Dataset rows describing interfaces:
----
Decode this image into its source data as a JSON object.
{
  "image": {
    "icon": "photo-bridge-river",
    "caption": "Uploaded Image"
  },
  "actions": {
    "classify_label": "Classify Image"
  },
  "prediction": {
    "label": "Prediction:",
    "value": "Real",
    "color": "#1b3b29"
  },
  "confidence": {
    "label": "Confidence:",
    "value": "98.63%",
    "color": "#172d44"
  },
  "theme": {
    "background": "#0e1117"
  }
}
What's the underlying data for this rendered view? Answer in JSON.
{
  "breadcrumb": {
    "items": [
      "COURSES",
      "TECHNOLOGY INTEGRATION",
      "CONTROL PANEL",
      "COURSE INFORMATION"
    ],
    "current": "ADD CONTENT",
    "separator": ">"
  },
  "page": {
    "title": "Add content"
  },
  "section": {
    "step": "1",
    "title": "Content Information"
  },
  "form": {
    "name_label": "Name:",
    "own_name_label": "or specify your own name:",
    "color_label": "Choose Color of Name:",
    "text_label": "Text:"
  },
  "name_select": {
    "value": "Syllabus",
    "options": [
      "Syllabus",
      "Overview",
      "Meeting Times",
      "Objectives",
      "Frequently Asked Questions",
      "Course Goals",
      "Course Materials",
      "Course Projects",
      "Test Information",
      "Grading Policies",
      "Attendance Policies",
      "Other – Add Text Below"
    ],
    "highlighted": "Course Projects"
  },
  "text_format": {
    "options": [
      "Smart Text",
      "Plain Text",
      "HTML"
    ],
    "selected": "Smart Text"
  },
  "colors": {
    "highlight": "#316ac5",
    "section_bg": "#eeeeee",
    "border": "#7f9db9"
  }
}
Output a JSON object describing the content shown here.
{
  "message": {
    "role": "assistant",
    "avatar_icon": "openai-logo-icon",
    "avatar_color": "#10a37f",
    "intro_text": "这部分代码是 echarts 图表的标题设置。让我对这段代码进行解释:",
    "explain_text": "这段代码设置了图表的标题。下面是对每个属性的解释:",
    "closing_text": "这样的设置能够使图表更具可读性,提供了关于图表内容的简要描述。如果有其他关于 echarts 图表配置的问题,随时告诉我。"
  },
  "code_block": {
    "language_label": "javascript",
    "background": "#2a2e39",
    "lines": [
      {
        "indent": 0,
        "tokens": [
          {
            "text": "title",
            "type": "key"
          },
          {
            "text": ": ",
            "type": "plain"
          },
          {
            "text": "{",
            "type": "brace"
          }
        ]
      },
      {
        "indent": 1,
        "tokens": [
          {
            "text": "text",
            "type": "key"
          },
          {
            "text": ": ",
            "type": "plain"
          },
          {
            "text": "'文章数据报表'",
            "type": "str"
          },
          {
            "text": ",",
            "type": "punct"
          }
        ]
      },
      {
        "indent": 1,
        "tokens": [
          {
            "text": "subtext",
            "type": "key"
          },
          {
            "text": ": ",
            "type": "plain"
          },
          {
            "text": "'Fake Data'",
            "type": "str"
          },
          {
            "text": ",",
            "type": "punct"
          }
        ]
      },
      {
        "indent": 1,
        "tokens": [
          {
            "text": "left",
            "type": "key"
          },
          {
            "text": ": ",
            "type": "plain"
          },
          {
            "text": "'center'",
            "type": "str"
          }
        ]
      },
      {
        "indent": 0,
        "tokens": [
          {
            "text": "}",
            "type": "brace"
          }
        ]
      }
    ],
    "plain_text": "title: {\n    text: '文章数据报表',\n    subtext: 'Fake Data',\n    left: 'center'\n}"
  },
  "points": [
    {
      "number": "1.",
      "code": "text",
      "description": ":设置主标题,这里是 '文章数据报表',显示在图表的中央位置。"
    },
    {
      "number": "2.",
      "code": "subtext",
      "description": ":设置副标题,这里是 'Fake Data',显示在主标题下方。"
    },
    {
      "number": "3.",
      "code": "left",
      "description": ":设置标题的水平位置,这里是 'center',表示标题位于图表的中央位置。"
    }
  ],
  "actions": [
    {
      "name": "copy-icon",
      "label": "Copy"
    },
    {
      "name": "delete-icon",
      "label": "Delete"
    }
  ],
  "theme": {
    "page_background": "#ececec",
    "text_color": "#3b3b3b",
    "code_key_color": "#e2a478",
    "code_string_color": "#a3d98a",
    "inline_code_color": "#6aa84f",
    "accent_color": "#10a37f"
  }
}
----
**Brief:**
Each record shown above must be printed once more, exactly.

**Solution to this exercise:**
Decode this image into its source data as a JSON object.
{
  "image": {
    "icon": "photo-bridge-river",
    "caption": "Uploaded Image"
  },
  "actions": {
    "classify_label": "Classify Image"
  },
  "prediction": {
    "label": "Prediction:",
    "value": "Real",
    "color": "#1b3b29"
  },
  "confidence": {
    "label": "Confidence:",
    "value": "98.63%",
    "color": "#172d44"
  },
  "theme": {
    "background": "#0e1117"
  }
}
What's the underlying data for this rendered view? Answer in JSON.
{
  "breadcrumb": {
    "items": [
      "COURSES",
      "TECHNOLOGY INTEGRATION",
      "CONTROL PANEL",
      "COURSE INFORMATION"
    ],
    "current": "ADD CONTENT",
    "separator": ">"
  },
  "page": {
    "title": "Add content"
  },
  "section": {
    "step": "1",
    "title": "Content Information"
  },
  "form": {
    "name_label": "Name:",
    "own_name_label": "or specify your own name:",
    "color_label": "Choose Color of Name:",
    "text_label": "Text:"
  },
  "name_select": {
    "value": "Syllabus",
    "options": [
      "Syllabus",
      "Overview",
      "Meeting Times",
      "Objectives",
      "Frequently Asked Questions",
      "Course Goals",
      "Course Materials",
      "Course Projects",
      "Test Information",
      "Grading Policies",
      "Attendance Policies",
      "Other – Add Text Below"
    ],
    "highlighted": "Course Projects"
  },
  "text_format": {
    "options": [
      "Smart Text",
      "Plain Text",
      "HTML"
    ],
    "selected": "Smart Text"
  },
  "colors": {
    "highlight": "#316ac5",
    "section_bg": "#eeeeee",
    "border": "#7f9db9"
  }
}
Output a JSON object describing the content shown here.
{
  "message": {
    "role": "assistant",
    "avatar_icon": "openai-logo-icon",
    "avatar_color": "#10a37f",
    "intro_text": "这部分代码是 echarts 图表的标题设置。让我对这段代码进行解释:",
    "explain_text": "这段代码设置了图表的标题。下面是对每个属性的解释:",
    "closing_text": "这样的设置能够使图表更具可读性,提供了关于图表内容的简要描述。如果有其他关于 echarts 图表配置的问题,随时告诉我。"
  },
  "code_block": {
    "language_label": "javascript",
    "background": "#2a2e39",
    "lines": [
      {
        "indent": 0,
        "tokens": [
          {
            "text": "title",
            "type": "key"
          },
          {
            "text": ": ",
            "type": "plain"
          },
          {
            "text": "{",
            "type": "brace"
          }
        ]
      },
      {
        "indent": 1,
        "tokens": [
          {
            "text": "text",
            "type": "key"
          },
          {
            "text": ": ",
            "type": "plain"
          },
          {
            "text": "'文章数据报表'",
            "type": "str"
          },
          {
            "text": ",",
            "type": "punct"
          }
        ]
      },
      {
        "indent": 1,
        "tokens": [
          {
            "text": "subtext",
            "type": "key"
          },
          {
            "text": ": ",
            "type": "plain"
          },
          {
            "text": "'Fake Data'",
            "type": "str"
          },
          {
            "text": ",",
            "type": "punct"
          }
        ]
      },
      {
        "indent": 1,
        "tokens": [
          {
            "text": "left",
            "type": "key"
          },
          {
            "text": ": ",
            "type": "plain"
          },
          {
            "text": "'center'",
            "type": "str"
          }
        ]
      },
      {
        "indent": 0,
        "tokens": [
          {
            "text": "}",
            "type": "brace"
          }
        ]
      }
    ],
    "plain_text": "title: {\n    text: '文章数据报表',\n    subtext: 'Fake Data',\n    left: 'center'\n}"
  },
  "points": [
    {
      "number": "1.",
      "code": "text",
      "description": ":设置主标题,这里是 '文章数据报表',显示在图表的中央位置。"
    },
    {
      "number": "2.",
      "code": "subtext",
      "description": ":设置副标题,这里是 'Fake Data',显示在主标题下方。"
    },
    {
      "number": "3.",
      "code": "left",
      "description": ":设置标题的水平位置,这里是 'center',表示标题位于图表的中央位置。"
    }
  ],
  "actions": [
    {
      "name": "copy-icon",
      "label": "Copy"
    },
    {
      "name": "delete-icon",
      "label": "Delete"
    }
  ],
  "theme": {
    "page_background": "#ececec",
    "text_color": "#3b3b3b",
    "code_key_color": "#e2a478",
    "code_string_color": "#a3d98a",
    "inline_code_color": "#6aa84f",
    "accent_color": "#10a37f"
  }
}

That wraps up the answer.